I am living alone at my grandmother’s house, and unfortunately she lives in a suburb north of Tucson that is not within walking distance of much. Driving in this city is INSANE.  The main roads are six lanes wide, and there are very few stop signs or protected left turns. Because of this I haven’t ventured too far away from the neighborhood, but luckily I found a Bikram Yoga studio nearby where I go for an almost daily 90-minute torture session in a hot, humid, stinky room. The actual exercises and positions utilized in this kind of “yoga” are not incredibly difficult, but the near 100-degree heat and extreme humidity make this a very sweaty, dizzying, and in the end, rewarding experience. It doesn’t fulfill me spiritually in the same way that other, more traditional styles of yoga do, but at least it gets my blood moving and keeps me from going stir crazy.

When I’m not busy with Bikram or locking my keys in my truck (thank you, AAA!), I am cooking for myself using Paleo-diet friendly ingredients. I first went on this diet at the beginning of the year, and I was amazed at the results I noticed within just one month. The diet stresses fresh vegetables, fruits, meats, eggs, nuts, and other items that are considered “natural” to the ancient human condition. I already don’t eat wheat or dairy, and “going Paleo” just means I also cut out other grains like rice, and corn, and avoid overly processed foods. It’s a really great way to keep healthy, and this combined with Bikram will help me “detox” from all the noshing that occurred during the last month of our road trip.

I have also been enjoying the company of my cat, Sake. I was very fortunate to find a wonderful foster mom for Sake while the rest of us hit the road, but now that I knew I would be more stationary I decided to take her with me to relieve some of my loneliness. I love this cat, but after all I have experienced with her I have to say I might never have another. I adopted her from a shelter about five years ago, and when I took her home she was already a year old and had birthed a litter of feral kittens. Since I have owned her, her health problems have ranged from severe skin allergies to major scent gland infections to chronic arthritis. When I brought her to Tucson and let her out of her carrier I noticed she walked like she was three sheets to the wind. She was always a little on the loopy side, but at this point she couldn’t walk in a straight line to save her life! I brought her to the vet, and it was determined that she may have “bilateral vestibular disease,” which I think is a fancy way of saying serious double ear-infections.  She is on a course of antibiotics, but there is a possibility she may never fully recover. She is a very happy, loving cat otherwise, and her quality of life is still quite good, despite the apparent heart murmur that she has also acquired. I think I should just stop taking her to the vet!

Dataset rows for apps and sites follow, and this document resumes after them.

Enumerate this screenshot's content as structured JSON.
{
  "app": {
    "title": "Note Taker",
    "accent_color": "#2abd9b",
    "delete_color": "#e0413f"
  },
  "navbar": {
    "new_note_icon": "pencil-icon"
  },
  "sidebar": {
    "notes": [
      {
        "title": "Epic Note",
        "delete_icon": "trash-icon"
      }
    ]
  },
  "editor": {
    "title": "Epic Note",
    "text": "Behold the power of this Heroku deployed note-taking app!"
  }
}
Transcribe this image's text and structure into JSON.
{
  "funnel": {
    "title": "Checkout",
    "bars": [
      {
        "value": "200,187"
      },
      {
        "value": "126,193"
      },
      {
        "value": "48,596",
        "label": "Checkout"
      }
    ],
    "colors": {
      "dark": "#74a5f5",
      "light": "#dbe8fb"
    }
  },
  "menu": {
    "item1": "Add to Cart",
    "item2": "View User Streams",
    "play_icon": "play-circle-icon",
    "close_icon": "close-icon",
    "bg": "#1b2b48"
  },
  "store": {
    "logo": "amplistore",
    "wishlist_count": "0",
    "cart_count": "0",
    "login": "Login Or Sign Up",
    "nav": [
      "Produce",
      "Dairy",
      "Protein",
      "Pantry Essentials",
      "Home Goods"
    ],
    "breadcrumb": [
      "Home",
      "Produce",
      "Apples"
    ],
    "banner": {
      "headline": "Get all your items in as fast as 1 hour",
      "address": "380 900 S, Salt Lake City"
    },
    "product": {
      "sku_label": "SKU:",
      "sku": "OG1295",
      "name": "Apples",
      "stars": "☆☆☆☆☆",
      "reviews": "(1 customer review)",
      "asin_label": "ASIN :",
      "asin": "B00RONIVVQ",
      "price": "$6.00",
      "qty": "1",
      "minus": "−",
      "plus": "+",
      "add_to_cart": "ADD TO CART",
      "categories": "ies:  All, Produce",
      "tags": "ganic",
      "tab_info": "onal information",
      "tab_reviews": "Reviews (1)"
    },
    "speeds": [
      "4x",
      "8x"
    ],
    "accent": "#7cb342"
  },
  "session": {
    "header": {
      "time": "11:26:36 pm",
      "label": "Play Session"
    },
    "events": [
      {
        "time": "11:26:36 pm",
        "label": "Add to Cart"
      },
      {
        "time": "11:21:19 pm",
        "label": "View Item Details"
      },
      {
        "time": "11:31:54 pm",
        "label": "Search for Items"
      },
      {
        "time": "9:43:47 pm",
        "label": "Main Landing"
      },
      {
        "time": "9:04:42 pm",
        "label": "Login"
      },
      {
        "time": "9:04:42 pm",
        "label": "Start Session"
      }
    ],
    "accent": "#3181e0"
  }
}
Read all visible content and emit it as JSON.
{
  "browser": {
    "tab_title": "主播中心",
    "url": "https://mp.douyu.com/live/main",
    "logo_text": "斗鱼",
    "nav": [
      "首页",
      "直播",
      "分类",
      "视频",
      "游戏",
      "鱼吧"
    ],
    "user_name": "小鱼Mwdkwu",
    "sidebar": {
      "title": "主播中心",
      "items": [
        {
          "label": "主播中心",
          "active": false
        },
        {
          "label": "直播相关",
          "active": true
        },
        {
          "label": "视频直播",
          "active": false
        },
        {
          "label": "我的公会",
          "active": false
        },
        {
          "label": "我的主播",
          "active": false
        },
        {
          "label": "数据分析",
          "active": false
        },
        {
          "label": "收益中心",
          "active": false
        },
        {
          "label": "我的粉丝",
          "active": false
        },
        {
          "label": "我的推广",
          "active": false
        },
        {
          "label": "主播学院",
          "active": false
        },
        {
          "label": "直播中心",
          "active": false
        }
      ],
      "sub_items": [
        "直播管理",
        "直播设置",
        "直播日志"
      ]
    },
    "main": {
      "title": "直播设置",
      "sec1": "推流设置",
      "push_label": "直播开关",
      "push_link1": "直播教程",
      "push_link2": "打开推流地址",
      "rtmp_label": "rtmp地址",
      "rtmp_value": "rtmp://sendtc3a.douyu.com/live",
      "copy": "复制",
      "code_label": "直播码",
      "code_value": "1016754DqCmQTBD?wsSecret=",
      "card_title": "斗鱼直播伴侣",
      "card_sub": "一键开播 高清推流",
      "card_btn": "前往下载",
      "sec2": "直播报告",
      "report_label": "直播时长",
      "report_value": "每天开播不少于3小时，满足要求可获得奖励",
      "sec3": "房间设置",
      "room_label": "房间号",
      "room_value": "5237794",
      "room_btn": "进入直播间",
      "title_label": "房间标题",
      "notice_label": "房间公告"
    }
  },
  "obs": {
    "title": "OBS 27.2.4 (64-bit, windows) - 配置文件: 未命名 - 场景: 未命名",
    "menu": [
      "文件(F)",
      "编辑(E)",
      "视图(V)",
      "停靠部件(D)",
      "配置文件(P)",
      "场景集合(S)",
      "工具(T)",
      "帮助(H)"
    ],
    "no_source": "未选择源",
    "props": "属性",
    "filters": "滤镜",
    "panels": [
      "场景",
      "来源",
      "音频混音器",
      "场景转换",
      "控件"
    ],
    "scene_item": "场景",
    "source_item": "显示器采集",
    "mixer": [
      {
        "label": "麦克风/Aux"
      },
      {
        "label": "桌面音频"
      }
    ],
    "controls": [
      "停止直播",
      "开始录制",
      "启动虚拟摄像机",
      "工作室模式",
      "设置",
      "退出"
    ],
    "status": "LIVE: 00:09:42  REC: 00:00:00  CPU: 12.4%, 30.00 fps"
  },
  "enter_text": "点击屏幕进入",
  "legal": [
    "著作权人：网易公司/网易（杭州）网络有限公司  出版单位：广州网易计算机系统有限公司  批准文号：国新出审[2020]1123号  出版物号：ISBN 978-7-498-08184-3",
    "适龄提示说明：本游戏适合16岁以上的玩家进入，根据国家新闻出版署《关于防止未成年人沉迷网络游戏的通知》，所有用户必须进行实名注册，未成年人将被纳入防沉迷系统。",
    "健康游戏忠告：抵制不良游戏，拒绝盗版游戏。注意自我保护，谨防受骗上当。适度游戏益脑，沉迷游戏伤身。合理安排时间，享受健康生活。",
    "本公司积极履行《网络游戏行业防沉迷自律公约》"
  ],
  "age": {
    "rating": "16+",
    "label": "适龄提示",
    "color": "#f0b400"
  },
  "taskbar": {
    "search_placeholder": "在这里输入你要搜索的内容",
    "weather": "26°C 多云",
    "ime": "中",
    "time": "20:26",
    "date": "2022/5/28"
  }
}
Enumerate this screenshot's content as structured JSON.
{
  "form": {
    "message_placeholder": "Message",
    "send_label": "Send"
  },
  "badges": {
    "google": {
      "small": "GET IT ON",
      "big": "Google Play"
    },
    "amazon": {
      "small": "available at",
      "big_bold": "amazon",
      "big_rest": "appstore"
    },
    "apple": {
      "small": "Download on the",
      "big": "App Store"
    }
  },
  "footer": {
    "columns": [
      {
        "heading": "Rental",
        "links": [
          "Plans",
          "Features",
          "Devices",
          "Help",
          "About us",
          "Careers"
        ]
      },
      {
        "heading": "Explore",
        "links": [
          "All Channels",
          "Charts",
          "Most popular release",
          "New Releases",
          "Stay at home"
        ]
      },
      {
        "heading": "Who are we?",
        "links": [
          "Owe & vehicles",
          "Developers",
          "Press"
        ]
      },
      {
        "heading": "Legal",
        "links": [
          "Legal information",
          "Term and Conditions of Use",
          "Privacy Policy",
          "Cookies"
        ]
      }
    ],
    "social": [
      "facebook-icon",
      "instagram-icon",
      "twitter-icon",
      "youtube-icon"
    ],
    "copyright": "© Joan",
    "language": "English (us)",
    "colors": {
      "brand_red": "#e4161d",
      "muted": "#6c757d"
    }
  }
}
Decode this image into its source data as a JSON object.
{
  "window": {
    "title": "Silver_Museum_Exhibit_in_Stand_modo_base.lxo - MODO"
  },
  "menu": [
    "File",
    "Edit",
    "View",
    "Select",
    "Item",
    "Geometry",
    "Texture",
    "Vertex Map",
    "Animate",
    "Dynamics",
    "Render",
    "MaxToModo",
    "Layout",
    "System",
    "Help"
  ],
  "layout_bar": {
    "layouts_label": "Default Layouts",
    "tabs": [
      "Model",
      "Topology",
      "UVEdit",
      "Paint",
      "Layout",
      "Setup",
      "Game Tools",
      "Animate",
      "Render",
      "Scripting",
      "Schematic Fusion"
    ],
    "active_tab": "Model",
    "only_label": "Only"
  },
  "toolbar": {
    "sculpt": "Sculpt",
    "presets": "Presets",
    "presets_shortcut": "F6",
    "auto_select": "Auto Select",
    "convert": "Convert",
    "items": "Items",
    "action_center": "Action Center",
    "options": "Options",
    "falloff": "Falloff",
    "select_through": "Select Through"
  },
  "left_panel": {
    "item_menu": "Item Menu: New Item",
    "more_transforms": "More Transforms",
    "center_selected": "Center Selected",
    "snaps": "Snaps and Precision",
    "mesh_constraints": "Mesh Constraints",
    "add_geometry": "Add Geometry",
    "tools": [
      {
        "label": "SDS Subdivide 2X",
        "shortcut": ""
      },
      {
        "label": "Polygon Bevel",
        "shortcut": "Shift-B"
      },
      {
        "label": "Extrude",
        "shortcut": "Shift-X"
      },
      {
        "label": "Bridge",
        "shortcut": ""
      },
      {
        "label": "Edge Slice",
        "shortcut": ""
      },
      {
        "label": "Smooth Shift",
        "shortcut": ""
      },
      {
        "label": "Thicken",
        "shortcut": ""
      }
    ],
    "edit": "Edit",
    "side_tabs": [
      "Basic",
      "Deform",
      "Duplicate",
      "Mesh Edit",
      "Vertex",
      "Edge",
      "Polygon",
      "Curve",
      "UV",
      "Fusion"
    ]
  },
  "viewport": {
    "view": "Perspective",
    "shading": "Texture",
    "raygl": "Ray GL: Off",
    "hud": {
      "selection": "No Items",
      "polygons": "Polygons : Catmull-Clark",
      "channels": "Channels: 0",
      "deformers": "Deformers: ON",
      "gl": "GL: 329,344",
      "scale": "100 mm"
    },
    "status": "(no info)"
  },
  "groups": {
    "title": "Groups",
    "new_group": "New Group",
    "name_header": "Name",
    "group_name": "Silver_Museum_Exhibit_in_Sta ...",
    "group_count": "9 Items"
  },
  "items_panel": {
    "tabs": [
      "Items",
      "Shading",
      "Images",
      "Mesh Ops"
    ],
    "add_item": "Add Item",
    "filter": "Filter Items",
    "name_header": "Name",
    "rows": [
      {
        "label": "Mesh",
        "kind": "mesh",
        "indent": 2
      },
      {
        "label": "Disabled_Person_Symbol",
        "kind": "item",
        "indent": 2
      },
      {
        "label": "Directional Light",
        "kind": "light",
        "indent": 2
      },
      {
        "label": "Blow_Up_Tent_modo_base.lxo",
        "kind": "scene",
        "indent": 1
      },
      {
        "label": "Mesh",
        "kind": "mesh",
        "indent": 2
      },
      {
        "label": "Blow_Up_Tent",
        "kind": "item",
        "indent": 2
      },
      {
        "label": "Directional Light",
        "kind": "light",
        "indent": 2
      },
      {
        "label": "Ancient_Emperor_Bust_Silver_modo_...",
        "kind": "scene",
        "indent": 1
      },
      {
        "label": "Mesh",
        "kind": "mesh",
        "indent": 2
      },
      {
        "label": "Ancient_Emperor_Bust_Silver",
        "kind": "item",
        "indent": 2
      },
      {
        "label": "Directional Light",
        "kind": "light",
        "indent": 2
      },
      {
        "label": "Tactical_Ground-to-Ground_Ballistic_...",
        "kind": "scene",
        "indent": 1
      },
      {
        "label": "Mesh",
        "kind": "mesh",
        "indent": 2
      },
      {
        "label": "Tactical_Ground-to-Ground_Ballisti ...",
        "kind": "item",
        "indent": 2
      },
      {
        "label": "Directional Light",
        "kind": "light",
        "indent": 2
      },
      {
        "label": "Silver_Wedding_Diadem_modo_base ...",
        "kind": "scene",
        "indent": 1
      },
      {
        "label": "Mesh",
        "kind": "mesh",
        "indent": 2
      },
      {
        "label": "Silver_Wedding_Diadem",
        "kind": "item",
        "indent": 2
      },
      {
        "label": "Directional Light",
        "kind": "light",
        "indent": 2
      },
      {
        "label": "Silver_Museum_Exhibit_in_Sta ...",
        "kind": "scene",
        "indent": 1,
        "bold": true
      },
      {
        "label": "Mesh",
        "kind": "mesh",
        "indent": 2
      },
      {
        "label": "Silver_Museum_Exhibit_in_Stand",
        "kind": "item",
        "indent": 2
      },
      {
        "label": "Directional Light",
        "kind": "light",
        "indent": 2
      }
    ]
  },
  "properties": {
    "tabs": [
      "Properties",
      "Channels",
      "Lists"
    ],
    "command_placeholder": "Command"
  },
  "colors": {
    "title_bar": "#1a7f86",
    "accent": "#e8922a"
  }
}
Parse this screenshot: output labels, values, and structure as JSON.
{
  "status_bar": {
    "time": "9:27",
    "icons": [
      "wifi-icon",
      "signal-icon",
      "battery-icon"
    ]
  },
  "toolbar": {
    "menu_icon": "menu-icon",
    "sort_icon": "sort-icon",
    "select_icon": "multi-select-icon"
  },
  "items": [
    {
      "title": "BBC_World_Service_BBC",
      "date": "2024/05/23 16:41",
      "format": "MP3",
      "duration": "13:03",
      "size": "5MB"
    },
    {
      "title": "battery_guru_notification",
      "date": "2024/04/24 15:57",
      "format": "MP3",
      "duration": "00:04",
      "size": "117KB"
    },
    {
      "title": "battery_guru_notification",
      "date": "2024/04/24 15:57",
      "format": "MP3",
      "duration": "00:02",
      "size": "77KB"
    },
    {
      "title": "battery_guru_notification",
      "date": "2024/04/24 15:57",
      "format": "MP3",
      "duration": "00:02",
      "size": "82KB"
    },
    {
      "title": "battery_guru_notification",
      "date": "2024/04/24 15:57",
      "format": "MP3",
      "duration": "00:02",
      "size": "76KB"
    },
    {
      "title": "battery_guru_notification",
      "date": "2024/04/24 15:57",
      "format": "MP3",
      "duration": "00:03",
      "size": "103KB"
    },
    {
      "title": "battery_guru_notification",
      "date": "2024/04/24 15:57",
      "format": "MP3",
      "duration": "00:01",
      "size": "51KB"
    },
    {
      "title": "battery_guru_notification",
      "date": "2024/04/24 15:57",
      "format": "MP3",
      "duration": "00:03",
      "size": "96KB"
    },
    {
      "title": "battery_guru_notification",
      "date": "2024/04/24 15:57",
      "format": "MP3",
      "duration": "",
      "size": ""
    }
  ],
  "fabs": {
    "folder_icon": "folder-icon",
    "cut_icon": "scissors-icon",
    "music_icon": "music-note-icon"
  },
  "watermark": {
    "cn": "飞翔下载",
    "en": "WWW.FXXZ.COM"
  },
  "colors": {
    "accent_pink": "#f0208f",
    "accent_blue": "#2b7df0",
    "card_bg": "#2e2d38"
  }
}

In my spare time I read, research potential careers, or as a last resort, watch television. The other day I decided on a whim to apply for a position as a Park Ranger for the National Park System…at Kenai Fjords, Alaska! I have no idea how competitive the position is, or whether or not I will even make it through the first cut. I have never even been to Alaska! Ironically that seemed as good a reason as any to apply, and since I am determined to avoid a traditional office job for the time being, I might as well venture out on a limb or two while I can! In the meantime you can find me in Tucson, white-knuckling the steering wheel, sweating profusely while attempting to balance on one foot, sunbathing in December, or making dinner plans with octogenarians. Jealous yet?